_EXERCISE INSTRUCTIONS_.
Retype the following records exactly and exclude the pictures.

(Data records for software interfaces)
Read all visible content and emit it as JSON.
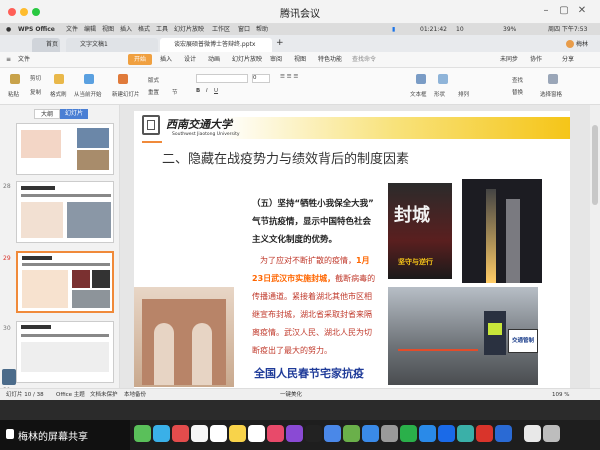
{
  "meeting": {
    "title": "腾讯会议"
  },
  "menubar": {
    "app": "WPS Office",
    "items": [
      "文件",
      "编辑",
      "视图",
      "插入",
      "格式",
      "工具",
      "幻灯片放映",
      "工作区",
      "窗口",
      "帮助"
    ],
    "battery": "39%",
    "clock": "周四 下午7:53",
    "timer": "01:21:42",
    "count": "10"
  },
  "tabs": {
    "t1": "首页",
    "t2": "文字文稿1",
    "t3": "谈宏展硕普微博士答辩终.pptx",
    "share_label": "分享",
    "user": "梅林"
  },
  "ribbon_menu": {
    "items": [
      "文件",
      "开始",
      "插入",
      "设计",
      "动画",
      "幻灯片放映",
      "审阅",
      "视图",
      "特色功能"
    ],
    "search": "查找命令",
    "right": [
      "未同步",
      "协作",
      "分享"
    ]
  },
  "ribbon": {
    "labels": [
      "粘贴",
      "剪切",
      "复制",
      "格式刷",
      "从当前开始",
      "新建幻灯片",
      "版式",
      "重置",
      "节",
      "文本框",
      "形状",
      "排列",
      "查找",
      "替换",
      "选择窗格"
    ],
    "font_name": "",
    "font_size": "0"
  },
  "left_panel": {
    "tab_outline": "大纲",
    "tab_slides": "幻灯片",
    "slide_numbers": [
      "28",
      "29",
      "30",
      "31"
    ]
  },
  "slide": {
    "univ_cn": "西南交通大学",
    "univ_en": "Southwest Jiaotong University",
    "heading": "二、隐藏在战疫势力与绩效背后的制度因素",
    "para1_a": "（五）坚持",
    "para1_b": "“牺牲小我保全大我”",
    "para1_c": "气节抗疫情，显示中国特色社会",
    "para1_d": "主义文化制度的优势。",
    "p2_l1a": "为了应对不断扩散的疫情，",
    "p2_l1b": "1月",
    "p2_l2a": "23日武汉市实施封城，",
    "p2_l2b": "截断病毒的",
    "p2_l3": "传播通道。",
    "p2_l3b": "紧接着湖北其他市区相",
    "p2_l4": "继宣布封城，湖北省采取封省来隔",
    "p2_l5": "离疫情。武汉人民、湖北人民为切",
    "p2_l6": "断疫出了最大的努力。",
    "bottom": "全国人民春节宅家抗疫",
    "poster_big": "封城",
    "poster_sub": "坚守与逆行",
    "sign": "交通管制",
    "notes": "单击此处添加备注"
  },
  "status": {
    "slide_pos": "幻灯片 10 / 38",
    "theme": "Office 主题",
    "protect": "文档未保护",
    "backup": "本地备份",
    "beautify": "一键美化",
    "zoom": "109 %"
  },
  "screen_share": {
    "label": "梅林的屏幕共享"
  },
  "colors": {
    "accent": "#d9342b",
    "orange": "#ff6600",
    "red_text": "#c0392b",
    "blue_title": "#1f3b99",
    "banner": "#f5c518"
  }
}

_RESPONSE BELOW_.
Read all visible content and emit it as JSON.
{
  "meeting": {
    "title": "腾讯会议"
  },
  "menubar": {
    "app": "WPS Office",
    "items": [
      "文件",
      "编辑",
      "视图",
      "插入",
      "格式",
      "工具",
      "幻灯片放映",
      "工作区",
      "窗口",
      "帮助"
    ],
    "battery": "39%",
    "clock": "周四 下午7:53",
    "timer": "01:21:42",
    "count": "10"
  },
  "tabs": {
    "t1": "首页",
    "t2": "文字文稿1",
    "t3": "谈宏展硕普微博士答辩终.pptx",
    "share_label": "分享",
    "user": "梅林"
  },
  "ribbon_menu": {
    "items": [
      "文件",
      "开始",
      "插入",
      "设计",
      "动画",
      "幻灯片放映",
      "审阅",
      "视图",
      "特色功能"
    ],
    "search": "查找命令",
    "right": [
      "未同步",
      "协作",
      "分享"
    ]
  },
  "ribbon": {
    "labels": [
      "粘贴",
      "剪切",
      "复制",
      "格式刷",
      "从当前开始",
      "新建幻灯片",
      "版式",
      "重置",
      "节",
      "文本框",
      "形状",
      "排列",
      "查找",
      "替换",
      "选择窗格"
    ],
    "font_name": "",
    "font_size": "0"
  },
  "left_panel": {
    "tab_outline": "大纲",
    "tab_slides": "幻灯片",
    "slide_numbers": [
      "28",
      "29",
      "30",
      "31"
    ]
  },
  "slide": {
    "univ_cn": "西南交通大学",
    "univ_en": "Southwest Jiaotong University",
    "heading": "二、隐藏在战疫势力与绩效背后的制度因素",
    "para1_a": "（五）坚持",
    "para1_b": "“牺牲小我保全大我”",
    "para1_c": "气节抗疫情，显示中国特色社会",
    "para1_d": "主义文化制度的优势。",
    "p2_l1a": "为了应对不断扩散的疫情，",
    "p2_l1b": "1月",
    "p2_l2a": "23日武汉市实施封城，",
    "p2_l2b": "截断病毒的",
    "p2_l3": "传播通道。",
    "p2_l3b": "紧接着湖北其他市区相",
    "p2_l4": "继宣布封城，湖北省采取封省来隔",
    "p2_l5": "离疫情。武汉人民、湖北人民为切",
    "p2_l6": "断疫出了最大的努力。",
    "bottom": "全国人民春节宅家抗疫",
    "poster_big": "封城",
    "poster_sub": "坚守与逆行",
    "sign": "交通管制",
    "notes": "单击此处添加备注"
  },
  "status": {
    "slide_pos": "幻灯片 10 / 38",
    "theme": "Office 主题",
    "protect": "文档未保护",
    "backup": "本地备份",
    "beautify": "一键美化",
    "zoom": "109 %"
  },
  "screen_share": {
    "label": "梅林的屏幕共享"
  },
  "colors": {
    "accent": "#d9342b",
    "orange": "#ff6600",
    "red_text": "#c0392b",
    "blue_title": "#1f3b99",
    "banner": "#f5c518"
  }
}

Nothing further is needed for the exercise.